The writing can be hard going at the beginning. But the invented lingo seems systematic in the way that words are repeatedly use to convey the same meaning. I read the edition with a chapter that was originally left out when the book was published in the United States back in 1962. The edition is also devoid of a glossary of the teenager’s language but I got a hang of the language after three chapters.

192 pp. Norton Paperback Fictions. Paper. [Read/Skim/Toss] [Buy/Borrow]

[496] A Far Cry from Kensington – Muriel Spark

” My advice to any woman who earns the reputation of being capable, is not to demonstrate her ability too much. You give advice; you say, do this, do that, I think I’ve got you a job, don’t worry, leave it to me. All that, and in the end you feel spooky, empty, haunted. And if you then want to wriggle out of so much responsibility, the people around you are outraged. You have stepped out of your role. It makes them furious. ” (Ch.11, p.130)

My first Muriel Spark novel will not be last. I have refrained from perusing her works because I do not know where to begin since she has a long oeuvre of forty some novels. The semi-autobiographical A Far Cry from Kensington merits a double recommendation: a friend with trusted reading taste and an endorsement from The King’s English Bookshop book lists. this jewel of a book is pure delight for a day of reading in the sun.

Mrs. Hawkins is the narrator in retrospection. Now living in Italy, she is a war widow looking back on her life in London thirty years earlier when she lived in a South Kensington rooming house and worked in publishing in 1954. (This really evokes 84 Charing Cross Road by Helen Hanff.) Besides her day job as an editor at a small press that, despite its quality serious books, barely survives the austerities of war-time, she dispenses advice to the tenants at the house. Though at a relatively young age of 28, she is of sufficient charm and her personality magnetic enough to attract even her boss, who struggles to keep the publishing firm afloat, to confide in her matters that later used as evidence against his fraudulent activities. (Sadly, he was out of his wit, thinking perhaps he might have a shot at getting back to his first love—books).

In the months between my abrupt departure from the Ullswater Press and Martin York’s arrest I wasted my time with a sense of justified guilt.
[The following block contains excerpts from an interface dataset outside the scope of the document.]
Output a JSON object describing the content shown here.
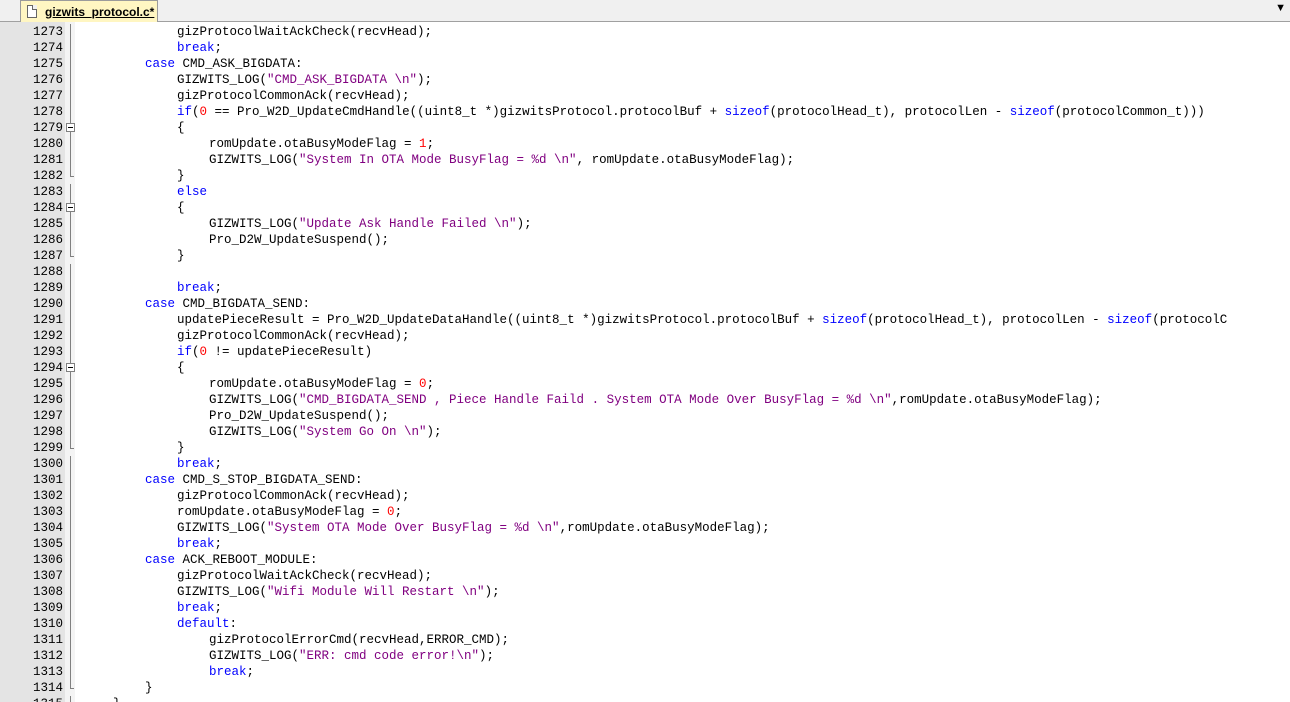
{
  "tab": {
    "title": "gizwits_protocol.c*",
    "menu_glyph": "▼"
  },
  "lines": [
    {
      "n": "1273",
      "fold": "line",
      "indent": 3,
      "tokens": [
        {
          "t": "gizProtocolWaitAckCheck(recvHead);",
          "c": ""
        }
      ]
    },
    {
      "n": "1274",
      "fold": "line",
      "indent": 3,
      "tokens": [
        {
          "t": "break",
          "c": "kw"
        },
        {
          "t": ";",
          "c": ""
        }
      ]
    },
    {
      "n": "1275",
      "fold": "line",
      "indent": 2,
      "tokens": [
        {
          "t": "case",
          "c": "kw"
        },
        {
          "t": " CMD_ASK_BIGDATA:",
          "c": ""
        }
      ]
    },
    {
      "n": "1276",
      "fold": "line",
      "indent": 3,
      "tokens": [
        {
          "t": "GIZWITS_LOG(",
          "c": ""
        },
        {
          "t": "\"CMD_ASK_BIGDATA \\n\"",
          "c": "str"
        },
        {
          "t": ");",
          "c": ""
        }
      ]
    },
    {
      "n": "1277",
      "fold": "line",
      "indent": 3,
      "tokens": [
        {
          "t": "gizProtocolCommonAck(recvHead);",
          "c": ""
        }
      ]
    },
    {
      "n": "1278",
      "fold": "line",
      "indent": 3,
      "tokens": [
        {
          "t": "if",
          "c": "kw"
        },
        {
          "t": "(",
          "c": ""
        },
        {
          "t": "0",
          "c": "num"
        },
        {
          "t": " == Pro_W2D_UpdateCmdHandle((uint8_t *)gizwitsProtocol.protocolBuf + ",
          "c": ""
        },
        {
          "t": "sizeof",
          "c": "kw"
        },
        {
          "t": "(protocolHead_t), protocolLen - ",
          "c": ""
        },
        {
          "t": "sizeof",
          "c": "kw"
        },
        {
          "t": "(protocolCommon_t)))",
          "c": ""
        }
      ]
    },
    {
      "n": "1279",
      "fold": "box",
      "indent": 3,
      "tokens": [
        {
          "t": "{",
          "c": ""
        }
      ]
    },
    {
      "n": "1280",
      "fold": "line",
      "indent": 4,
      "tokens": [
        {
          "t": "romUpdate.otaBusyModeFlag = ",
          "c": ""
        },
        {
          "t": "1",
          "c": "num"
        },
        {
          "t": ";",
          "c": ""
        }
      ]
    },
    {
      "n": "1281",
      "fold": "line",
      "indent": 4,
      "tokens": [
        {
          "t": "GIZWITS_LOG(",
          "c": ""
        },
        {
          "t": "\"System In OTA Mode BusyFlag = %d \\n\"",
          "c": "str"
        },
        {
          "t": ", romUpdate.otaBusyModeFlag);",
          "c": ""
        }
      ]
    },
    {
      "n": "1282",
      "fold": "end",
      "indent": 3,
      "tokens": [
        {
          "t": "}",
          "c": ""
        }
      ]
    },
    {
      "n": "1283",
      "fold": "line",
      "indent": 3,
      "tokens": [
        {
          "t": "else",
          "c": "kw"
        }
      ]
    },
    {
      "n": "1284",
      "fold": "box",
      "indent": 3,
      "tokens": [
        {
          "t": "{",
          "c": ""
        }
      ]
    },
    {
      "n": "1285",
      "fold": "line",
      "indent": 4,
      "tokens": [
        {
          "t": "GIZWITS_LOG(",
          "c": ""
        },
        {
          "t": "\"Update Ask Handle Failed \\n\"",
          "c": "str"
        },
        {
          "t": ");",
          "c": ""
        }
      ]
    },
    {
      "n": "1286",
      "fold": "line",
      "indent": 4,
      "tokens": [
        {
          "t": "Pro_D2W_UpdateSuspend();",
          "c": ""
        }
      ]
    },
    {
      "n": "1287",
      "fold": "end",
      "indent": 3,
      "tokens": [
        {
          "t": "}",
          "c": ""
        }
      ]
    },
    {
      "n": "1288",
      "fold": "line",
      "indent": 0,
      "tokens": []
    },
    {
      "n": "1289",
      "fold": "line",
      "indent": 3,
      "tokens": [
        {
          "t": "break",
          "c": "kw"
        },
        {
          "t": ";",
          "c": ""
        }
      ]
    },
    {
      "n": "1290",
      "fold": "line",
      "indent": 2,
      "tokens": [
        {
          "t": "case",
          "c": "kw"
        },
        {
          "t": " CMD_BIGDATA_SEND:",
          "c": ""
        }
      ]
    },
    {
      "n": "1291",
      "fold": "line",
      "indent": 3,
      "tokens": [
        {
          "t": "updatePieceResult = Pro_W2D_UpdateDataHandle((uint8_t *)gizwitsProtocol.protocolBuf + ",
          "c": ""
        },
        {
          "t": "sizeof",
          "c": "kw"
        },
        {
          "t": "(protocolHead_t), protocolLen - ",
          "c": ""
        },
        {
          "t": "sizeof",
          "c": "kw"
        },
        {
          "t": "(protocolC",
          "c": ""
        }
      ]
    },
    {
      "n": "1292",
      "fold": "line",
      "indent": 3,
      "tokens": [
        {
          "t": "gizProtocolCommonAck(recvHead);",
          "c": ""
        }
      ]
    },
    {
      "n": "1293",
      "fold": "line",
      "indent": 3,
      "tokens": [
        {
          "t": "if",
          "c": "kw"
        },
        {
          "t": "(",
          "c": ""
        },
        {
          "t": "0",
          "c": "num"
        },
        {
          "t": " != updatePieceResult)",
          "c": ""
        }
      ]
    },
    {
      "n": "1294",
      "fold": "box",
      "indent": 3,
      "tokens": [
        {
          "t": "{",
          "c": ""
        }
      ]
    },
    {
      "n": "1295",
      "fold": "line",
      "indent": 4,
      "tokens": [
        {
          "t": "romUpdate.otaBusyModeFlag = ",
          "c": ""
        },
        {
          "t": "0",
          "c": "num"
        },
        {
          "t": ";",
          "c": ""
        }
      ]
    },
    {
      "n": "1296",
      "fold": "line",
      "indent": 4,
      "tokens": [
        {
          "t": "GIZWITS_LOG(",
          "c": ""
        },
        {
          "t": "\"CMD_BIGDATA_SEND , Piece Handle Faild . System OTA Mode Over BusyFlag = %d \\n\"",
          "c": "str"
        },
        {
          "t": ",romUpdate.otaBusyModeFlag);",
          "c": ""
        }
      ]
    },
    {
      "n": "1297",
      "fold": "line",
      "indent": 4,
      "tokens": [
        {
          "t": "Pro_D2W_UpdateSuspend();",
          "c": ""
        }
      ]
    },
    {
      "n": "1298",
      "fold": "line",
      "indent": 4,
      "tokens": [
        {
          "t": "GIZWITS_LOG(",
          "c": ""
        },
        {
          "t": "\"System Go On \\n\"",
          "c": "str"
        },
        {
          "t": ");",
          "c": ""
        }
      ]
    },
    {
      "n": "1299",
      "fold": "end",
      "indent": 3,
      "tokens": [
        {
          "t": "}",
          "c": ""
        }
      ]
    },
    {
      "n": "1300",
      "fold": "line",
      "indent": 3,
      "tokens": [
        {
          "t": "break",
          "c": "kw"
        },
        {
          "t": ";",
          "c": ""
        }
      ]
    },
    {
      "n": "1301",
      "fold": "line",
      "indent": 2,
      "tokens": [
        {
          "t": "case",
          "c": "kw"
        },
        {
          "t": " CMD_S_STOP_BIGDATA_SEND:",
          "c": ""
        }
      ]
    },
    {
      "n": "1302",
      "fold": "line",
      "indent": 3,
      "tokens": [
        {
          "t": "gizProtocolCommonAck(recvHead);",
          "c": ""
        }
      ]
    },
    {
      "n": "1303",
      "fold": "line",
      "indent": 3,
      "tokens": [
        {
          "t": "romUpdate.otaBusyModeFlag = ",
          "c": ""
        },
        {
          "t": "0",
          "c": "num"
        },
        {
          "t": ";",
          "c": ""
        }
      ]
    },
    {
      "n": "1304",
      "fold": "line",
      "indent": 3,
      "tokens": [
        {
          "t": "GIZWITS_LOG(",
          "c": ""
        },
        {
          "t": "\"System OTA Mode Over BusyFlag = %d \\n\"",
          "c": "str"
        },
        {
          "t": ",romUpdate.otaBusyModeFlag);",
          "c": ""
        }
      ]
    },
    {
      "n": "1305",
      "fold": "line",
      "indent": 3,
      "tokens": [
        {
          "t": "break",
          "c": "kw"
        },
        {
          "t": ";",
          "c": ""
        }
      ]
    },
    {
      "n": "1306",
      "fold": "line",
      "indent": 2,
      "tokens": [
        {
          "t": "case",
          "c": "kw"
        },
        {
          "t": " ACK_REBOOT_MODULE:",
          "c": ""
        }
      ]
    },
    {
      "n": "1307",
      "fold": "line",
      "indent": 3,
      "tokens": [
        {
          "t": "gizProtocolWaitAckCheck(recvHead);",
          "c": ""
        }
      ]
    },
    {
      "n": "1308",
      "fold": "line",
      "indent": 3,
      "tokens": [
        {
          "t": "GIZWITS_LOG(",
          "c": ""
        },
        {
          "t": "\"Wifi Module Will Restart \\n\"",
          "c": "str"
        },
        {
          "t": ");",
          "c": ""
        }
      ]
    },
    {
      "n": "1309",
      "fold": "line",
      "indent": 3,
      "tokens": [
        {
          "t": "break",
          "c": "kw"
        },
        {
          "t": ";",
          "c": ""
        }
      ]
    },
    {
      "n": "1310",
      "fold": "line",
      "indent": 3,
      "tokens": [
        {
          "t": "default",
          "c": "kw"
        },
        {
          "t": ":",
          "c": ""
        }
      ]
    },
    {
      "n": "1311",
      "fold": "line",
      "indent": 4,
      "tokens": [
        {
          "t": "gizProtocolErrorCmd(recvHead,ERROR_CMD);",
          "c": ""
        }
      ]
    },
    {
      "n": "1312",
      "fold": "line",
      "indent": 4,
      "tokens": [
        {
          "t": "GIZWITS_LOG(",
          "c": ""
        },
        {
          "t": "\"ERR: cmd code error!\\n\"",
          "c": "str"
        },
        {
          "t": ");",
          "c": ""
        }
      ]
    },
    {
      "n": "1313",
      "fold": "line",
      "indent": 4,
      "tokens": [
        {
          "t": "break",
          "c": "kw"
        },
        {
          "t": ";",
          "c": ""
        }
      ]
    },
    {
      "n": "1314",
      "fold": "end",
      "indent": 2,
      "tokens": [
        {
          "t": "}",
          "c": ""
        }
      ]
    },
    {
      "n": "1315",
      "fold": "end",
      "indent": 1,
      "tokens": [
        {
          "t": "}",
          "c": ""
        }
      ]
    }
  ]
}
I enjoy a puritanical and moralistic nature; it is my happy element to judge between right and wrong, regardless of what I might actually do. (Ch. 5, p.53)

Things take a sinister turn at the rooming house when Wanda Podolak, an immigrant Polish dressmaker, receives a mysterious letter accusing her of evading income taxes to some authorities. Petrified that she shall be deported back to her homeland, she only seeks the consul of Mrs. Hawkins, whose investigative effort amounts to nothing. This incident finally takes a preposterous turn for worse when Mrs. Hawkins finds herself being the culprit. From there Wanda has a nervous breakdown.
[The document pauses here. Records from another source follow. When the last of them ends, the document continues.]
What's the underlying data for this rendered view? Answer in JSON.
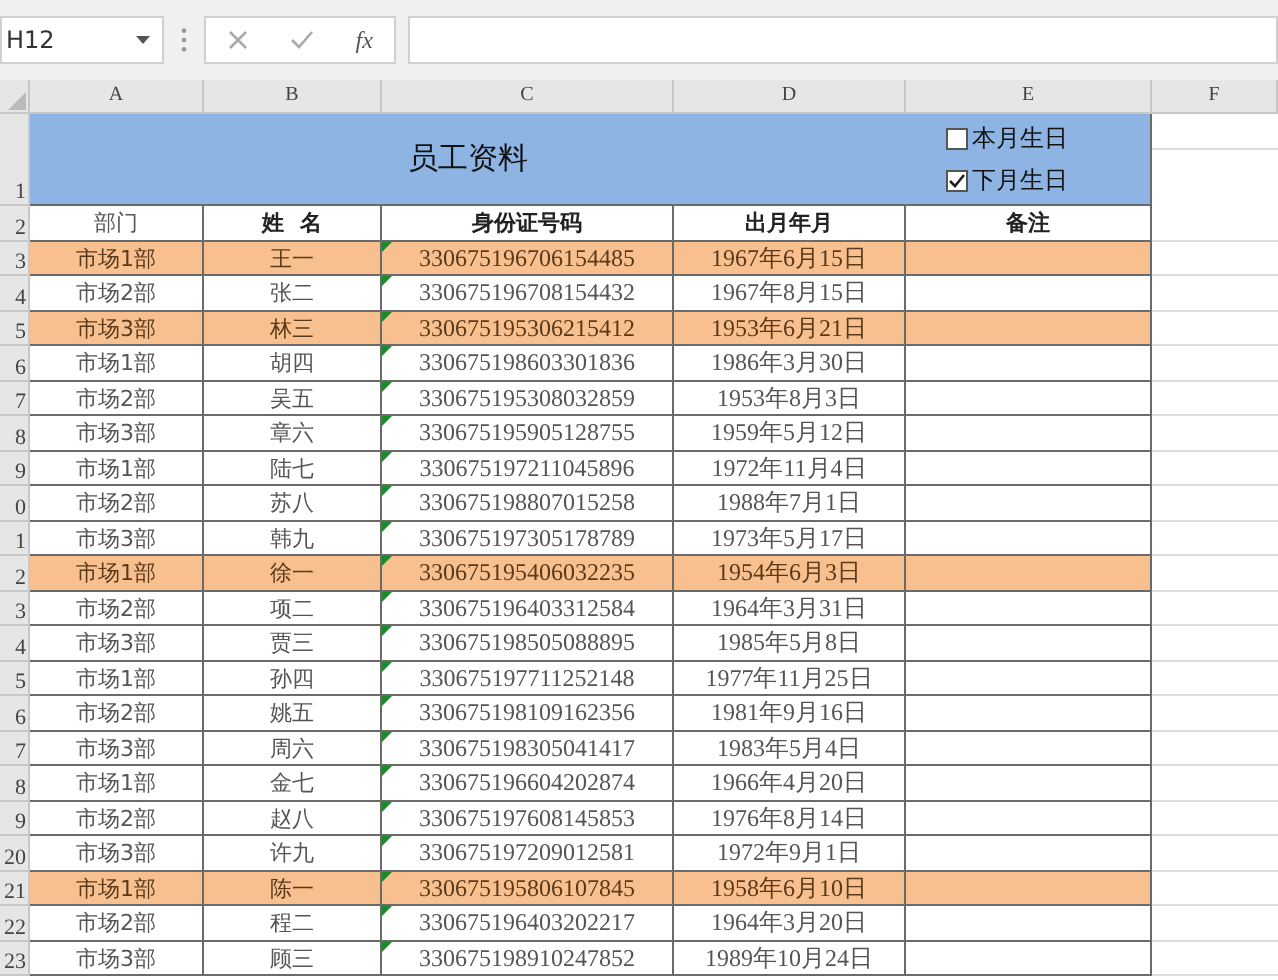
{
  "formula_bar": {
    "name_box": "H12",
    "fx": "fx"
  },
  "columns": [
    "A",
    "B",
    "C",
    "D",
    "E",
    "F"
  ],
  "title_row": {
    "num": "1",
    "title": "员工资料",
    "checkboxes": [
      {
        "label": "本月生日",
        "checked": false
      },
      {
        "label": "下月生日",
        "checked": true
      }
    ]
  },
  "header_row": {
    "num": "2",
    "cells": [
      {
        "text": "部门",
        "bold": false
      },
      {
        "text": "姓  名",
        "bold": true
      },
      {
        "text": "身份证号码",
        "bold": true
      },
      {
        "text": "出月年月",
        "bold": true
      },
      {
        "text": "备注",
        "bold": true
      }
    ]
  },
  "rows": [
    {
      "num": "3",
      "dept": "市场1部",
      "name": "王一",
      "id": "330675196706154485",
      "birth": "1967年6月15日",
      "highlight": true
    },
    {
      "num": "4",
      "dept": "市场2部",
      "name": "张二",
      "id": "330675196708154432",
      "birth": "1967年8月15日",
      "highlight": false
    },
    {
      "num": "5",
      "dept": "市场3部",
      "name": "林三",
      "id": "330675195306215412",
      "birth": "1953年6月21日",
      "highlight": true
    },
    {
      "num": "6",
      "dept": "市场1部",
      "name": "胡四",
      "id": "330675198603301836",
      "birth": "1986年3月30日",
      "highlight": false
    },
    {
      "num": "7",
      "dept": "市场2部",
      "name": "吴五",
      "id": "330675195308032859",
      "birth": "1953年8月3日",
      "highlight": false
    },
    {
      "num": "8",
      "dept": "市场3部",
      "name": "章六",
      "id": "330675195905128755",
      "birth": "1959年5月12日",
      "highlight": false
    },
    {
      "num": "9",
      "dept": "市场1部",
      "name": "陆七",
      "id": "330675197211045896",
      "birth": "1972年11月4日",
      "highlight": false
    },
    {
      "num": "0",
      "dept": "市场2部",
      "name": "苏八",
      "id": "330675198807015258",
      "birth": "1988年7月1日",
      "highlight": false
    },
    {
      "num": "1",
      "dept": "市场3部",
      "name": "韩九",
      "id": "330675197305178789",
      "birth": "1973年5月17日",
      "highlight": false
    },
    {
      "num": "2",
      "dept": "市场1部",
      "name": "徐一",
      "id": "330675195406032235",
      "birth": "1954年6月3日",
      "highlight": true
    },
    {
      "num": "3",
      "dept": "市场2部",
      "name": "项二",
      "id": "330675196403312584",
      "birth": "1964年3月31日",
      "highlight": false
    },
    {
      "num": "4",
      "dept": "市场3部",
      "name": "贾三",
      "id": "330675198505088895",
      "birth": "1985年5月8日",
      "highlight": false
    },
    {
      "num": "5",
      "dept": "市场1部",
      "name": "孙四",
      "id": "330675197711252148",
      "birth": "1977年11月25日",
      "highlight": false
    },
    {
      "num": "6",
      "dept": "市场2部",
      "name": "姚五",
      "id": "330675198109162356",
      "birth": "1981年9月16日",
      "highlight": false
    },
    {
      "num": "7",
      "dept": "市场3部",
      "name": "周六",
      "id": "330675198305041417",
      "birth": "1983年5月4日",
      "highlight": false
    },
    {
      "num": "8",
      "dept": "市场1部",
      "name": "金七",
      "id": "330675196604202874",
      "birth": "1966年4月20日",
      "highlight": false
    },
    {
      "num": "9",
      "dept": "市场2部",
      "name": "赵八",
      "id": "330675197608145853",
      "birth": "1976年8月14日",
      "highlight": false
    },
    {
      "num": "20",
      "dept": "市场3部",
      "name": "许九",
      "id": "330675197209012581",
      "birth": "1972年9月1日",
      "highlight": false
    },
    {
      "num": "21",
      "dept": "市场1部",
      "name": "陈一",
      "id": "330675195806107845",
      "birth": "1958年6月10日",
      "highlight": true
    },
    {
      "num": "22",
      "dept": "市场2部",
      "name": "程二",
      "id": "330675196403202217",
      "birth": "1964年3月20日",
      "highlight": false
    },
    {
      "num": "23",
      "dept": "市场3部",
      "name": "顾三",
      "id": "330675198910247852",
      "birth": "1989年10月24日",
      "highlight": false
    }
  ]
}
Meanwhile, our upright narrator, whose forthright, no non-sense manner puts her career at stake. When a self-congratulatory hack writer, Hector Bartlett, stalks her to get his drivel published by her press, she sneers at him and tells him in his face that he is a pisseur de copie, the French term for hack writer who urinates books. Unbeknownst to her, and therefore sadly, this hanger-on has an affair with a well-regarded author, Emma Loy, who has a “morbid dependence” on him—and Mrs. Hawkins loses her job.

In A Far Cry from Kensington, Muriel Spark, with glows of lyricism, delivers a narrative that focuses on the book publishing industry in post-war England and Mars. Hawkins’ career as an editor. Balancing her profession is her investigation on the perpetrator who contrives to force ot a tenant in her rooming house. Not only does Spark’s writing hums with creations, she also brings alive the life of London and its skein of diverse residents. Nancy Hawkins will be memorable for her integrity (and her maxim “No life can be carried on unless people are honest.”) and, no offense, her fatness, which she anatomizes convincingly, with a tingle of self-depracating humor. It’s her physical attribute that breaks ice and invites confidence. In a way, her fatness camouflages her spikiness.

189 pp. New Directions Classic. Paper. [Read/Skim/Toss] [Buy/Borrow]